It Was Me All Along, Andie Mitchell (Clarkson Potter, 2015)

it-was-me-all-along-andie-mitchellMemoirs can be hit-or-miss for me. Usually it’s only a very juicy tale that will entice me into trying one, and I tend to enjoy it more for voyeuristic reasons than a true love of the story. That’s definitely not the case with Mitchell’s well-crafted memoir. In it she explores what it’s like to grow up overweight, how her tumultuous childhood influenced her binge eating, and the hollow confidence that came from losing over a hundred pounds. But it’s not just a book about food: Mitchell is candidly honest about her love life, her relationship with her parents and her quest to find a fulfilling career. I read the entire thing in about two hours and left feeling like I had made a friend. This is the perfect memoir for anyone struggling with food issues, or for anyone who just loves a well-written story.


World War Z, Max Brooks (Broadway Books, 2006)

world-war-z-max-brooksDespite loving all things romance, I do have a strange soft spot for post-apocalyptic fiction. I don’t read it too often though, as that kind of angst can wear a girl out pretty fast. World War Z is my one exception; I read Brooks’ novel last year and I’ve already reread it twice. Instead of the gory brain-eating and terror of a traditional zombie novel, Brooks examines what a zombie epidemic would look like on a global scale. Presented as an oral account, the story is told in an interview style, which introduces us to characters and experience from all over the world at different points of the outbreak. There are moments that are horrifying, sad, disgusting, but also uplifting and redemptive. This is by far my favorite zombie novel and a must read for anyone who is looking for a creative post-apocalyptic tale.


The Painted Girls, Cathy Marie Buchanan (Riverhead Books, 2013)

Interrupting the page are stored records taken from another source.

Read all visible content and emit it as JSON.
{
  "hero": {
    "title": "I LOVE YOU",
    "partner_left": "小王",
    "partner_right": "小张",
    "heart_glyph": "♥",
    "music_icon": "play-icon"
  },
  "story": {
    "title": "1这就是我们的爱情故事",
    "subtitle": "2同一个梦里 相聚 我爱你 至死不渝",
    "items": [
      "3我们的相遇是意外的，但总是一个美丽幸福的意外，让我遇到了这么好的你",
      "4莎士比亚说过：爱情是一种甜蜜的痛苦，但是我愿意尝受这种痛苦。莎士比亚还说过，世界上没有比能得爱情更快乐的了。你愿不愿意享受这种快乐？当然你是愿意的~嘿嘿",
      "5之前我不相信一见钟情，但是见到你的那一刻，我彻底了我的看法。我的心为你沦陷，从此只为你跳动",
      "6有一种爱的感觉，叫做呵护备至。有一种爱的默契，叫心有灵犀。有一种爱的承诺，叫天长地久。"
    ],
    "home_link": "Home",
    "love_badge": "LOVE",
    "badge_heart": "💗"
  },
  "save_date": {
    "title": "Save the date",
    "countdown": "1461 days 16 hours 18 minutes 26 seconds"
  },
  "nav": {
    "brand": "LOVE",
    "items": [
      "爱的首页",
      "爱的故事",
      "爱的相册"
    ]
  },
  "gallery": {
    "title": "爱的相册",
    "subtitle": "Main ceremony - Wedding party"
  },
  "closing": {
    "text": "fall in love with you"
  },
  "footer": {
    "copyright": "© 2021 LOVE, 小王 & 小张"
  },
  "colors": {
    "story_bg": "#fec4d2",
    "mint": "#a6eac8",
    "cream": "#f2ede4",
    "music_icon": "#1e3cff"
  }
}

the-painted-girls-cathy-marie-buchananWhile I do love historical novels, I tend to stick to ones with a strong romantic storyline. But everyone was raving about The Painted Girls when it came out three years ago, and I decided to give it a shot. I’m so glad I did. Buchanan’s second novel tells the story of three sisters who grow up in the slums of Paris in 1878. Ballet represents an escape, as does posing for the artist Degas. Each sister has her own path to take, some tragic, some successful, but it was writing that pulled me into this beautifully told story. Lush, descriptive, engaging –- I could not put this book down. It might not be a guaranteed happy ending, but this is one surprising story that I’m very glad I read.

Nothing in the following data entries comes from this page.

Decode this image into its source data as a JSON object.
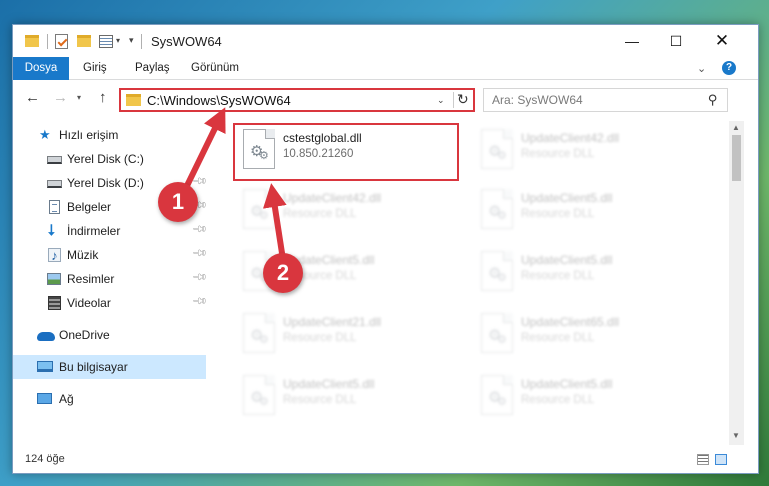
{
  "window": {
    "title": "SysWOW64",
    "minimize": "—",
    "maximize": "☐",
    "close": "✕"
  },
  "ribbon": {
    "tabs": [
      "Dosya",
      "Giriş",
      "Paylaş",
      "Görünüm"
    ],
    "help": "?"
  },
  "nav": {
    "address": "C:\\Windows\\SysWOW64",
    "search_placeholder": "Ara: SysWOW64"
  },
  "sidebar": {
    "items": [
      {
        "label": "Hızlı erişim",
        "icon": "star-icon"
      },
      {
        "label": "Yerel Disk (C:)",
        "icon": "drive-icon"
      },
      {
        "label": "Yerel Disk (D:)",
        "icon": "drive-icon"
      },
      {
        "label": "Belgeler",
        "icon": "documents-icon"
      },
      {
        "label": "İndirmeler",
        "icon": "download-icon"
      },
      {
        "label": "Müzik",
        "icon": "music-icon"
      },
      {
        "label": "Resimler",
        "icon": "pictures-icon"
      },
      {
        "label": "Videolar",
        "icon": "videos-icon"
      },
      {
        "label": "OneDrive",
        "icon": "cloud-icon"
      },
      {
        "label": "Bu bilgisayar",
        "icon": "computer-icon"
      },
      {
        "label": "Ağ",
        "icon": "network-icon"
      }
    ]
  },
  "files": [
    {
      "name": "cstestglobal.dll",
      "desc": "10.850.21260"
    },
    {
      "name": "UpdateClient42.dll",
      "desc": "Resource DLL"
    },
    {
      "name": "UpdateClient42.dll",
      "desc": "Resource DLL"
    },
    {
      "name": "UpdateClient5.dll",
      "desc": "Resource DLL"
    },
    {
      "name": "UpdateClient5.dll",
      "desc": "Resource DLL"
    },
    {
      "name": "UpdateClient5.dll",
      "desc": "Resource DLL"
    },
    {
      "name": "UpdateClient21.dll",
      "desc": "Resource DLL"
    },
    {
      "name": "UpdateClient65.dll",
      "desc": "Resource DLL"
    },
    {
      "name": "UpdateClient5.dll",
      "desc": "Resource DLL"
    },
    {
      "name": "UpdateClient5.dll",
      "desc": "Resource DLL"
    }
  ],
  "status": {
    "count": "124 öğe"
  },
  "annotations": {
    "badge1": "1",
    "badge2": "2",
    "color": "#d9363e"
  }
}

Rachel Carter grew up surrounded by trees and snow and mountains. She graduated from the University of Vermont and Columbia University, where she received her MFA in nonfiction writing. She is the author of the So Close to You series with Harperteen. These days you can find her working on her next novel in the woods of Vermont.

Leave a Reply

Your email address will not be published.


Go to Top